__Extracted data__

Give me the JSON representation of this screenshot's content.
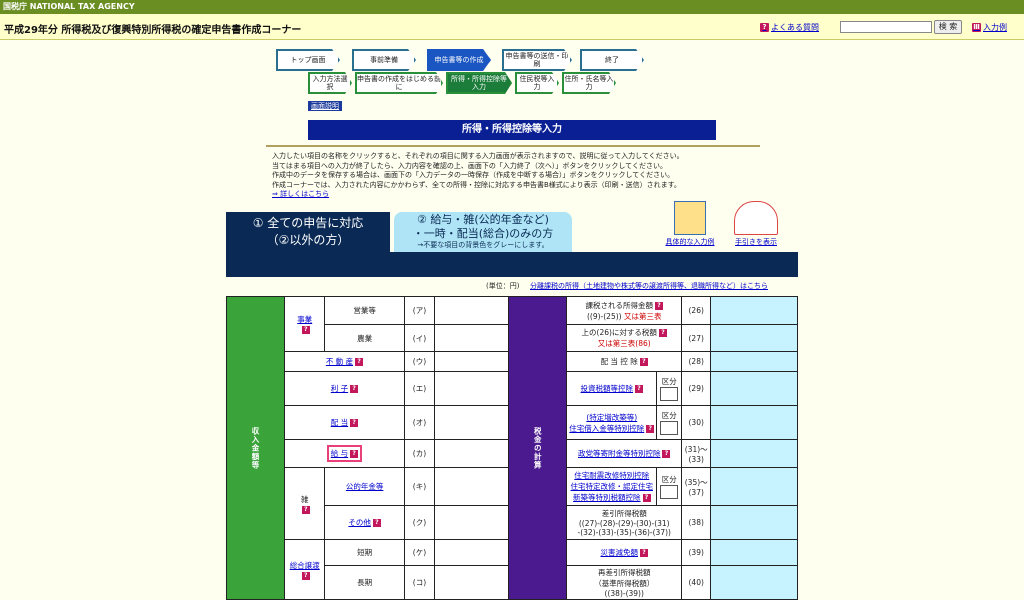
{
  "top_bar": "国税庁 NATIONAL TAX AGENCY",
  "header": {
    "title": "平成29年分 所得税及び復興特別所得税の確定申告書作成コーナー",
    "faq": "よくある質問",
    "search_button": "検 索",
    "input_example": "入力例"
  },
  "steps": [
    {
      "label": "トップ画面"
    },
    {
      "label": "事前準備"
    },
    {
      "label": "申告書等の作成"
    },
    {
      "label": "申告書等の送信・印刷"
    },
    {
      "label": "終了"
    }
  ],
  "substeps": [
    {
      "label": "入力方法選択"
    },
    {
      "label": "申告書の作成をはじめる前に"
    },
    {
      "label": "所得・所得控除等入力"
    },
    {
      "label": "住民税等入力"
    },
    {
      "label": "住所・氏名等入力"
    }
  ],
  "help_button": "画面説明",
  "banner": "所得・所得控除等入力",
  "intro": {
    "line1": "入力したい項目の名称をクリックすると、それぞれの項目に関する入力画面が表示されますので、説明に従って入力してください。",
    "line2": "当てはまる項目への入力が終了したら、入力内容を確認の上、画面下の「入力終了（次へ）」ボタンをクリックしてください。",
    "line3": "作成中のデータを保存する場合は、画面下の「入力データの一時保存（作成を中断する場合）」ボタンをクリックしてください。",
    "line4": "作成コーナーでは、入力された内容にかかわらず、全ての所得・控除に対応する申告書B様式により表示（印刷・送信）されます。",
    "link": "⇒ 詳しくはこちら"
  },
  "tab1": {
    "line1": "① 全ての申告に対応",
    "line2": "（②以外の方）"
  },
  "tab2": {
    "line1": "② 給与・雑(公的年金など)",
    "line2": "・一時・配当(総合)のみの方",
    "line3": "→不要な項目の背景色をグレーにします。"
  },
  "right_buttons": {
    "example": "具体的な入力例",
    "guide": "手引きを表示"
  },
  "unit": "(単位：円)",
  "unit_link": "分離課税の所得（土地建物や株式等の譲渡所得等、退職所得など）はこちら",
  "left_band": "収入金額等",
  "right_band": "税金の計算",
  "kubun": "区分",
  "rows": {
    "jigyo": "事業",
    "eigyo": "営業等",
    "nogyo": "農業",
    "fudosan": "不 動 産",
    "rishi": "利 子",
    "haito": "配 当",
    "kyuyo": "給 与",
    "zatsu": "雑",
    "koteki": "公的年金等",
    "sonota": "その他",
    "sogo": "総合譲渡",
    "tanki": "短期",
    "choki": "長期",
    "codes": [
      "(ア)",
      "(イ)",
      "(ウ)",
      "(エ)",
      "(オ)",
      "(カ)",
      "(キ)",
      "(ク)",
      "(ケ)",
      "(コ)"
    ]
  },
  "tax": {
    "r26a": "課税される所得金額",
    "r26b": "((9)-(25))",
    "r26c": "又は第三表",
    "r27a": "上の(26)に対する税額",
    "r27b": "又は第三表(86)",
    "r28": "配 当 控 除",
    "r29": "投資税額等控除",
    "r30a": "(特定増改築等)",
    "r30b": "住宅借入金等特別控除",
    "r31": "政党等寄附金等特別控除",
    "r35a": "住宅耐震改修特別控除",
    "r35b": "住宅特定改修・認定住宅",
    "r35c": "新築等特別税額控除",
    "r38a": "差引所得税額",
    "r38b": "((27)-(28)-(29)-(30)-(31)",
    "r38c": "-(32)-(33)-(35)-(36)-(37))",
    "r39": "災害減免額",
    "r40a": "再差引所得税額",
    "r40b": "（基準所得税額）",
    "r40c": "((38)-(39))",
    "n26": "(26)",
    "n27": "(27)",
    "n28": "(28)",
    "n29": "(29)",
    "n30": "(30)",
    "n31": "(31)～(33)",
    "n35": "(35)～(37)",
    "n38": "(38)",
    "n39": "(39)",
    "n40": "(40)"
  }
}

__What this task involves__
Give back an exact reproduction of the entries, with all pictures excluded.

__The answer__
Give me the JSON representation of this screenshot's content.
{
  "top_bar": "国税庁 NATIONAL TAX AGENCY",
  "header": {
    "title": "平成29年分 所得税及び復興特別所得税の確定申告書作成コーナー",
    "faq": "よくある質問",
    "search_button": "検 索",
    "input_example": "入力例"
  },
  "steps": [
    {
      "label": "トップ画面"
    },
    {
      "label": "事前準備"
    },
    {
      "label": "申告書等の作成"
    },
    {
      "label": "申告書等の送信・印刷"
    },
    {
      "label": "終了"
    }
  ],
  "substeps": [
    {
      "label": "入力方法選択"
    },
    {
      "label": "申告書の作成をはじめる前に"
    },
    {
      "label": "所得・所得控除等入力"
    },
    {
      "label": "住民税等入力"
    },
    {
      "label": "住所・氏名等入力"
    }
  ],
  "help_button": "画面説明",
  "banner": "所得・所得控除等入力",
  "intro": {
    "line1": "入力したい項目の名称をクリックすると、それぞれの項目に関する入力画面が表示されますので、説明に従って入力してください。",
    "line2": "当てはまる項目への入力が終了したら、入力内容を確認の上、画面下の「入力終了（次へ）」ボタンをクリックしてください。",
    "line3": "作成中のデータを保存する場合は、画面下の「入力データの一時保存（作成を中断する場合）」ボタンをクリックしてください。",
    "line4": "作成コーナーでは、入力された内容にかかわらず、全ての所得・控除に対応する申告書B様式により表示（印刷・送信）されます。",
    "link": "⇒ 詳しくはこちら"
  },
  "tab1": {
    "line1": "① 全ての申告に対応",
    "line2": "（②以外の方）"
  },
  "tab2": {
    "line1": "② 給与・雑(公的年金など)",
    "line2": "・一時・配当(総合)のみの方",
    "line3": "→不要な項目の背景色をグレーにします。"
  },
  "right_buttons": {
    "example": "具体的な入力例",
    "guide": "手引きを表示"
  },
  "unit": "(単位：円)",
  "unit_link": "分離課税の所得（土地建物や株式等の譲渡所得等、退職所得など）はこちら",
  "left_band": "収入金額等",
  "right_band": "税金の計算",
  "kubun": "区分",
  "rows": {
    "jigyo": "事業",
    "eigyo": "営業等",
    "nogyo": "農業",
    "fudosan": "不 動 産",
    "rishi": "利 子",
    "haito": "配 当",
    "kyuyo": "給 与",
    "zatsu": "雑",
    "koteki": "公的年金等",
    "sonota": "その他",
    "sogo": "総合譲渡",
    "tanki": "短期",
    "choki": "長期",
    "codes": [
      "(ア)",
      "(イ)",
      "(ウ)",
      "(エ)",
      "(オ)",
      "(カ)",
      "(キ)",
      "(ク)",
      "(ケ)",
      "(コ)"
    ]
  },
  "tax": {
    "r26a": "課税される所得金額",
    "r26b": "((9)-(25))",
    "r26c": "又は第三表",
    "r27a": "上の(26)に対する税額",
    "r27b": "又は第三表(86)",
    "r28": "配 当 控 除",
    "r29": "投資税額等控除",
    "r30a": "(特定増改築等)",
    "r30b": "住宅借入金等特別控除",
    "r31": "政党等寄附金等特別控除",
    "r35a": "住宅耐震改修特別控除",
    "r35b": "住宅特定改修・認定住宅",
    "r35c": "新築等特別税額控除",
    "r38a": "差引所得税額",
    "r38b": "((27)-(28)-(29)-(30)-(31)",
    "r38c": "-(32)-(33)-(35)-(36)-(37))",
    "r39": "災害減免額",
    "r40a": "再差引所得税額",
    "r40b": "（基準所得税額）",
    "r40c": "((38)-(39))",
    "n26": "(26)",
    "n27": "(27)",
    "n28": "(28)",
    "n29": "(29)",
    "n30": "(30)",
    "n31": "(31)～(33)",
    "n35": "(35)～(37)",
    "n38": "(38)",
    "n39": "(39)",
    "n40": "(40)"
  }
}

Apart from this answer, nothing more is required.